So, I decided to call him on phone and he told me to check back in an hour’s time. As I was leaving his shop, I mistakenly moved into the sowing room, only to see my clothes the way I brought it. I was so disappointed because that was the clothes I planned to travel with the next day.”
Another resident of Maitama, James Adah, was rather livid with anger over the disappointment from his tailor for damaging his clothes and other friends’ he directed to him: “John has been my tailor for years. When one of my friends was preparing for his wedding and I was among the men on suit, I convinced the other people that I have I good tailor. They all agreed and we gave the clothes to John.

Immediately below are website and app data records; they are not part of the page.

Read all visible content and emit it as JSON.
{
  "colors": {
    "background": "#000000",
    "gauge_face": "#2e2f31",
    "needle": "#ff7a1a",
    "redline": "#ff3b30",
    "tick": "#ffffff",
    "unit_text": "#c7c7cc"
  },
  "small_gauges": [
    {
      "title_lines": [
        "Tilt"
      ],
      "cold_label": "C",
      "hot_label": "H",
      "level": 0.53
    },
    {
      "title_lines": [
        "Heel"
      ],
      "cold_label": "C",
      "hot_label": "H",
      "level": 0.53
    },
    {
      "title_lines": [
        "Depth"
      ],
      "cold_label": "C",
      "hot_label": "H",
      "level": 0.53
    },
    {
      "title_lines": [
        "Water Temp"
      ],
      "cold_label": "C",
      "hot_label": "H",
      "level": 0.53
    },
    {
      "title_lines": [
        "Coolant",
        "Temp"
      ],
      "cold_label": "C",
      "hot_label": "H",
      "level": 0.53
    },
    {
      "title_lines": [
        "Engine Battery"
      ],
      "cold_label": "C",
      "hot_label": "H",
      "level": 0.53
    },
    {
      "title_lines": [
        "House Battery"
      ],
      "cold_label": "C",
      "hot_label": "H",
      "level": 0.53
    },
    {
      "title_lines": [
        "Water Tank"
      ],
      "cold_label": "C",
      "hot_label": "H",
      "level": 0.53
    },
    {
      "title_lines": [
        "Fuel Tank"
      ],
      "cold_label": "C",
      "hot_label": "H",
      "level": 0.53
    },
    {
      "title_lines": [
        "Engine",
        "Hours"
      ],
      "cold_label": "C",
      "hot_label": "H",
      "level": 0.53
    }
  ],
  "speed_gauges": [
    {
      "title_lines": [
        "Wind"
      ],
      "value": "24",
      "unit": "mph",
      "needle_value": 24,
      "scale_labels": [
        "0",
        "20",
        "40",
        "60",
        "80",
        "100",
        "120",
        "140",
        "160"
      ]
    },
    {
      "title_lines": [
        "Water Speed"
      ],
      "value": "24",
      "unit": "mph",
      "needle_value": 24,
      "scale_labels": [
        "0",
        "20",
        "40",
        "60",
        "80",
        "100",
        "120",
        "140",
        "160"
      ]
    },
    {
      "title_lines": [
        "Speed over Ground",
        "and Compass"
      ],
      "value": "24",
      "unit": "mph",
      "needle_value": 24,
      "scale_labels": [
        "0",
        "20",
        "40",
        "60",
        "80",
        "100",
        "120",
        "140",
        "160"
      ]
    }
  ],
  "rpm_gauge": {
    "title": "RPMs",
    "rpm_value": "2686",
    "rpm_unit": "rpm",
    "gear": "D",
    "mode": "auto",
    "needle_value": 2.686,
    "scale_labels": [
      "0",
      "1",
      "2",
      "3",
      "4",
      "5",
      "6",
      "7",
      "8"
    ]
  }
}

“After two weeks as agreed, he called me that our clothes are ready. So, I joyfully called my men so that we can go together for the collection. On getting there, we decided to try our clothes. It was like I was dreaming because almost all the clothes had one fault or the other. For some, one hand was bigger and longer while for others, the legs were of different styles.
“When we started quarrelling, he then confessed that it was his apprentice that made the clothes because he was too busy with other materials from other customers. I have not known peace since that day because my friends had been on my neck for taken them to a bad tailor. We had to use our old suit because the new one was condemned. I was totally frustrated, if I knew, I would have allowed them to use their own tailors.”
Susan Usman also expressed disappoint that her tailor delivered the clothes her children were supposed to use on Christmas day on December 31: “I gave her the clothes since November because I never wanted to hear any excuse, but what I was avoiding still happened.
“I didn’t see the clothes, she was always telling me to come back the next day until the last day of the year. Before I could collect the clothes I made a lot of trouble with her and had to even sleep in her shop because once I leave the shop, she would drop mine and pick another customer’s clothes.
“It was not easy because the children could not allow me to rest in the house in anticipation of their new dress. I concluded that I will never sow clothes during festive period again.”
Tailors on the other argued that it is very wrong to put the entire blame on them, insisting that they are not the main cause of the disappointments. They blamed the inability of customers to deposit reasonable amount of money for sowing of the clothes as major cause of the disappointment, stressing that some of the clothes they used their money to make are still lying in their shops.
Don Sammy, Wuse, argued that disappointing customers at that period of the year is usually inevitable due to the pressure by most people to collect their clothes before Christmas. He said to meet up with the high demand he had to employ additional hands, extended service time and even rejected express services: “It is very difficult not to disappoint customers in this festive period because most of them will not bring their clothes on time.
“They will bring it late and be looking for express services. I tried not to disappoint my customers because I made sure that I stopped receiving clothes as early as December 15.
“I am not the one that disappointed the customers rather they did because most of the clothes I used my money to make are still in the shop, yet to be collected by the owners.”
Another tailor, Oluchi Emma, attributed appointment to express services demand: “Last year’s seasonal work took a different style altogether. I normally stop receiving cloth from customers by December 10. But last year was like there would be no work till the dying minutes customers started showing up from nowhere.
“So, even with the extra hands and time I added I was not able to meet up with their demands. Therefore, I had to lock up my shop, switch off my phone and looked for a quiet place to rest my head. It was not my making; but because they brought most of the clothes late.”